What is Net Domestic Prodecu

NDP = C+U+G+NX - depreciation
Firms increase capital through investment, however, this depreciates and this effect should be netted out of GDP.

12

What is the difference between GDP and GNI

Gross national income includes the incomes of Australians living overseas and excludes non-residents' incomes. GDP just measures the economic activity in the economy.

13

Explain the basis for the Income Approach

The circular flow model indicates that a person's expenditure is another income (e.g. a consumer purchase in business income).

14

What does the Income Approach measure

Measures the sum of all income earned in an economy. A typical division is to calculate the share of income going to labour and capital.

15

What is the income approach equation

Y =f(K,L)

16

What is the share of labour in developed countries?

Based on the income approach, in most developed economies, the share of GDP from labour is 2/3

17

Explain the Production Apprach

The amount each producer contributes (value added) at all stages of production. Double counting is avoided by following the value added approach.

Primary Producer + Intermediate Producer = Final Producer

18

Define the wealth accoutns

The wealth accounts represent a balance sheet of an economy's assets and liabilities and is a stock of collected flows measured at a point in time.

19

What items are excluded from economic activity?

Anything that can't be identified in the form of a recognised exchange transaction:
- there is no measure of health
- changes to environmental conditions
- activity dockside of markets like gardening or parenting
- black market and informal activity

20

Issues with GDP

- GDP does not include everything
- GDP measure economic activity not well-being or happiness (increased health spending due to an outbreak would raise GDP)
- measurement problems exist (inflation can involve significant errors)
- subcategories are often interdependent (the line between consumption and investment is hard to define)

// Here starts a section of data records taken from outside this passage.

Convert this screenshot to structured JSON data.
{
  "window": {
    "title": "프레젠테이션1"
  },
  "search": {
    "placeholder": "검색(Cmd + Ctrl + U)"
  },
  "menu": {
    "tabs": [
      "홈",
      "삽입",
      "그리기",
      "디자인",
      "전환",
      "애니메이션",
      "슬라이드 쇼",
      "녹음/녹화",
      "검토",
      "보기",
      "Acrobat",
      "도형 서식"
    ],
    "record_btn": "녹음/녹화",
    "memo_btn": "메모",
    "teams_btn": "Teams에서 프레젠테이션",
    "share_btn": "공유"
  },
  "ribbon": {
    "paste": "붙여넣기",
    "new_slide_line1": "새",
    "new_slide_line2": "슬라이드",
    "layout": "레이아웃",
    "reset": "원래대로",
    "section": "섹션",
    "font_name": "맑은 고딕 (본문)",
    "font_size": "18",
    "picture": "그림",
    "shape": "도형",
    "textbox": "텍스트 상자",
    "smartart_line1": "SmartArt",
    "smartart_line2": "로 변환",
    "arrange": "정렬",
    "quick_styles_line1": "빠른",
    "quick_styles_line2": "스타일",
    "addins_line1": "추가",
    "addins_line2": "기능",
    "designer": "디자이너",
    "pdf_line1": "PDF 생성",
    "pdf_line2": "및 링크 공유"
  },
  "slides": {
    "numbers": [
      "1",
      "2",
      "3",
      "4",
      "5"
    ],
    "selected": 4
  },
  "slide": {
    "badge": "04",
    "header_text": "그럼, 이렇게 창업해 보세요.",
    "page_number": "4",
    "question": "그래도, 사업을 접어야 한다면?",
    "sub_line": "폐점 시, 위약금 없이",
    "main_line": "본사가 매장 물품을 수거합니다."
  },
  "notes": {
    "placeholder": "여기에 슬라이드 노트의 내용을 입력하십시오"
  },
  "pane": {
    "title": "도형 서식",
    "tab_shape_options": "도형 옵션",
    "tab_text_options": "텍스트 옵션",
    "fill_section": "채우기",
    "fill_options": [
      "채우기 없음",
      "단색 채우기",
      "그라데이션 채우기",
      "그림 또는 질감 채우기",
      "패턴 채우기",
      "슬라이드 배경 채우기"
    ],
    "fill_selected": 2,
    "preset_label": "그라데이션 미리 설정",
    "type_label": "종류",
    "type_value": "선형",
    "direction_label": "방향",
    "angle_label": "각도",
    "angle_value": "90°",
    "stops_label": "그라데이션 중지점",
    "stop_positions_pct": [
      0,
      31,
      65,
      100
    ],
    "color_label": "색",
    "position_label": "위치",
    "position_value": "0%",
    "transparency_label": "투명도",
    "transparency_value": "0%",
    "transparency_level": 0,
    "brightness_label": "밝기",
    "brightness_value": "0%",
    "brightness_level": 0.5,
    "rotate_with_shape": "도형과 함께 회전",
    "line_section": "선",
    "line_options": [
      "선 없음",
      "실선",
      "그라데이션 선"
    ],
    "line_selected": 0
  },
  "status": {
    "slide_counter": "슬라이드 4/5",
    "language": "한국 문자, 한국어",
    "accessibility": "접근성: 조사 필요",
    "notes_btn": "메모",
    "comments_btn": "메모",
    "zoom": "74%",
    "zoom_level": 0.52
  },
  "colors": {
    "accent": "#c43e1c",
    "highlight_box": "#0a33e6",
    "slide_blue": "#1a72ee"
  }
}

21

What is the difference between real and nominal GDP

Nominal is a measure of GDP when price and quantity have not been separated while Real GDP refers to the value of the actual quantity of goods and services holding price constant (adjusted for inflation).

22

Define inflation

Inflation refers to an increase in the overall level of prices throughout the economy.

23

Formula for GDP deflator and relation to inflation

GDP Deflator = Nominal/Real * 100
The rate of change in the deflator is the rate of inflation

24

Define CPI

The Consumer Price Index measures the average price of consumption based on a basket of goods in 11 groups.

25

What are the 4 biases in CPI that may lead it to overstate true inflation?

- New goods bias
- Quality change bias
- Commodity substitution bias
- Outlet substitution bias

26

List 3 things CPI Impacts

- Can distort private contracts
- Increased gov outlays (indexation)
- Bias estimates of real earning

27

What is core inflation?

Core inflation excludes volatile items such as fuel and food

28

Are trading shares included in GDP?

No as it is a financial transaction and nothing is produced. Brokerage would be included though as it serves as income and a service is produced

29

Is the sale of a coin or car included in GDP?

If a profit is made, the profit is included as income. Otherwise, no new product is created and it is not included.

30

Is the rebuilding of a home included in GDP?

Yes as it it part of investment.

31

Is the sale of illegal drugs included in GDP?

No as it is part of the informal economy and not declared.

32

Is the paying of a babysitter included in GDP?

No because it is informal.

33

Rule of 70 for caclulating the period

n = 70/growth rate

34

Log Rule for calculating the period

n = ln P/a / ln(1+r)